When a Black woman expresses discomfort, her words can be considered more of a rudimentary complaint rather than an actual concern. Colorism can also play a major role in this. Darker women are seen as more strong and tough whereas our lighter counterparts may seem more helpless and tender. This is not to put dark and light at opposing ends of the spectrum. As a Black woman, regardless of your complexion, you still face a higher chance of subpar treatment while pregnant. It is important to speak up. If you are able to, find a provider that understands your complications as a Black mother. Ask deep questions about their statistics as a birth doctor. Do not be afraid to ask the hard questions.
- Has your healthcare provider heard of Black Maternal Health?
- Does your healthcare provider take additional precautions to make sure they are actively listening to the concerns of their patients?

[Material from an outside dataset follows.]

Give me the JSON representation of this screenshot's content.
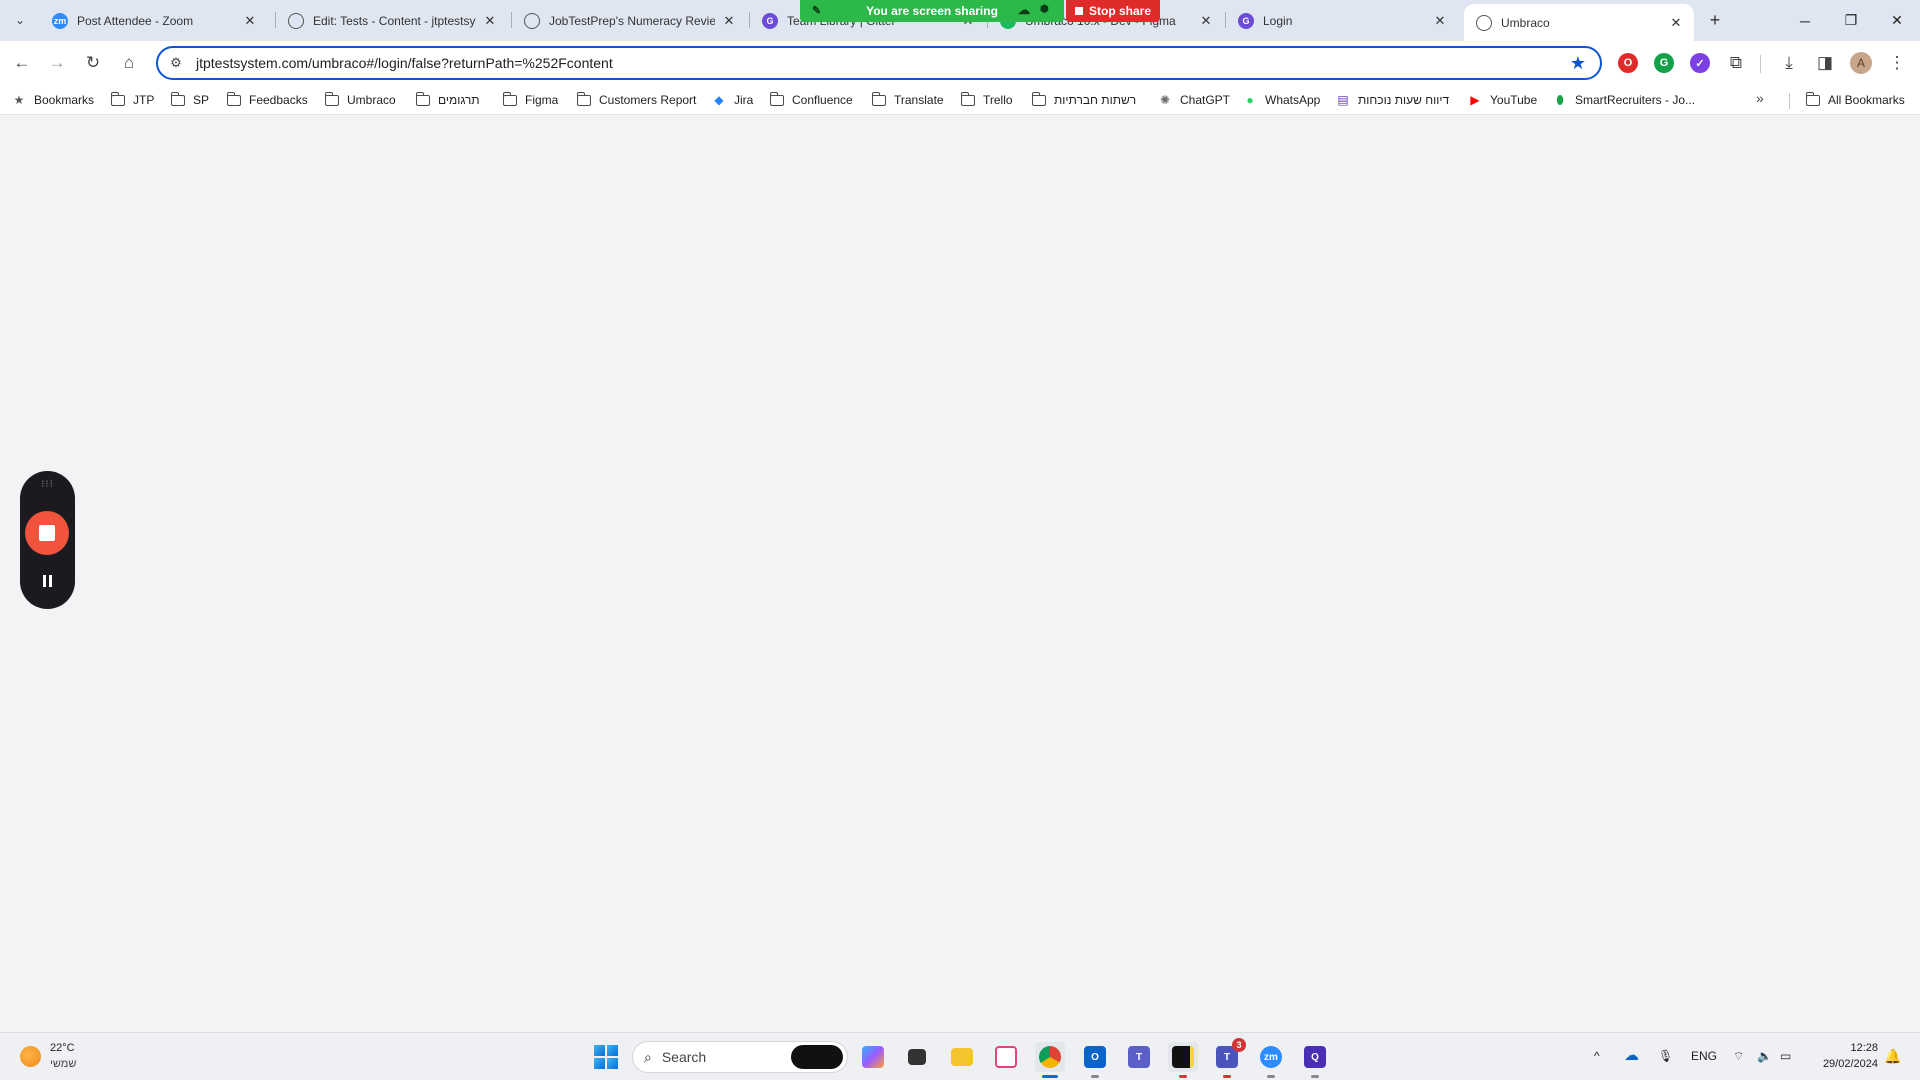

- Do you feel comfortable using your voice openly with your healthcare provider?
- What are their statistics in caring for Black patients?
- What sort of aftercare does your healthcare provider offer for mothers once birth has commenced?
Find A Proper Advocate
Having a proper advocate during your pregnancy and birthing process can be a matter of life and death. Even if you feel up to speed during your pregnancy, you can still find yourself unable to properly advocate for your needs during birth. While your doctor hopefully respects your wishes, you will indeed be in a more vulnerable position during labor. Thankfully, you have many options when it comes to finding birth workers and with social media, it has become easier to find a birth worker that looks like you. Later in the book we will talk about your options for where and how to birth but for now, let’s focus on your options for advocacy.
Here are a few different types of advocates:
- Your partner
- Birth doula
By properly preparing for your impending birth, you will greatly reduce the chances of any mishaps that could happen during labor. Remember this, speak up for yourself. Advocate for yourself. Have someone else advocate for you.